Milan Design Week is an interesting stage for cutting-edge innovations by newcomers, as well as a place for veterans to showcase their expectedly praise-worthy material. Although the press excitement is often directed for explicit solution-seeking projects; that would be ill-advised, because there is much to celebrate in new twists of traditional objects. Norm Architects unveils their new collaboration with Italian design brand Ex.t, stamping their usual world-class concepts and trustworthy minimalist sensibilities for a bathroom collection. It boils down to a simple metal structure, taking cues from the modernist style of the 1920’s and 30’s, the project reduces it all to very few geometric lines. The end-result is light and elegant looking, both unusual qualities for bathroom furnishings. The Stand bathtub and washbasin are impressive — they would fit perfectly as part of a Mies van der Rohe geometric house, a small and lean urban apartment or even a bucolic house in the country looking for a contemporary twist. The Felt modular wall unit plays off the eclectic potential for daily use in the bathroom, or throughout the house. Last but not least, the Hat lamp exposes the raw wood proudly. The new collection is yet another great addition to...
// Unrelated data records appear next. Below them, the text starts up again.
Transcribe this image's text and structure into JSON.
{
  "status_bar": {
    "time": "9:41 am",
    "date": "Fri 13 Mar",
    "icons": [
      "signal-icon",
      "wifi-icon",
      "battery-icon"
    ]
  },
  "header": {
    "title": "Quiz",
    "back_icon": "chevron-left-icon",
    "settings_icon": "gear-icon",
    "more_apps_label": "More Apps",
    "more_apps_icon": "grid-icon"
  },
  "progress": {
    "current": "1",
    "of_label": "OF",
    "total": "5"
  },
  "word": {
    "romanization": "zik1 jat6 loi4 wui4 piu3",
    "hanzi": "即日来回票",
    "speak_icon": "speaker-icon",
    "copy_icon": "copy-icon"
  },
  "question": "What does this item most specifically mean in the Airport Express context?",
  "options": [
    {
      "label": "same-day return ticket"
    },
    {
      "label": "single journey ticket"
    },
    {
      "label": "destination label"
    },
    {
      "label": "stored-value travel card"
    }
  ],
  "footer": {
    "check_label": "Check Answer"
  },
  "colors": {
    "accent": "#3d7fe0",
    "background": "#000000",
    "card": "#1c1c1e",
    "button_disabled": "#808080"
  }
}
The Italian furniture company, Kristalia, fast becoming a Minimalissimo favourite, recently introduced to us the beautiful OXO family of chairs, designed by Xavier Lust, which will be on display at Milan Design Week later this month. Oxo is the outcome of both ongoing research by Kristalia to find new production technologies and Xavier Lust’s in-depth knowledge of aluminium. In this design project, the designer highlights the hallmarks that have made him famous: curves created by his innovative process of bending metal surfaces. A long time admirer of Lust’s work, this is Kristalia first collaboration with the designer, which has resulted in an exquisite and minimalistic collection of outdoor stackable chairs where the beauty lies in the details, such as the twist that is seen on the base, the torsion of the aluminium tube. Wonderful.
Japanese design firm Nendo is not only brilliant at creating beautiful products in any medium, but they are also good at getting featured on Minimalissimo. As a collaboration with Italian furniture maker Glas Italia, Nendo has created a series of three frosted glass tables for this year’s furniture fair in Milan. Although the description might sound simple, the overall aesthetic is much more complex due to the gradient hues of these tables’ edges. During the process of making these sculptural objects, bright strips of colors were applied onto the outer rims of each frosted panel, giving a visuality of neon tubes running along the seams of the cubes. Nendo lets us know: What is more, the reverse side of the frosted glass was printed with a pattern to make it look as though the same colors were blurred on the glass surface. That explains the name Soft. The dialogue between the pattern and the edge’s gradient is cleverly tailored to illusorily imply that these tables are glowing softly from the inside. One of the things that I absolutely love about Nendo is their design philosophy which challenges the way that we understand materials. By minimally designing and tweaking small elements...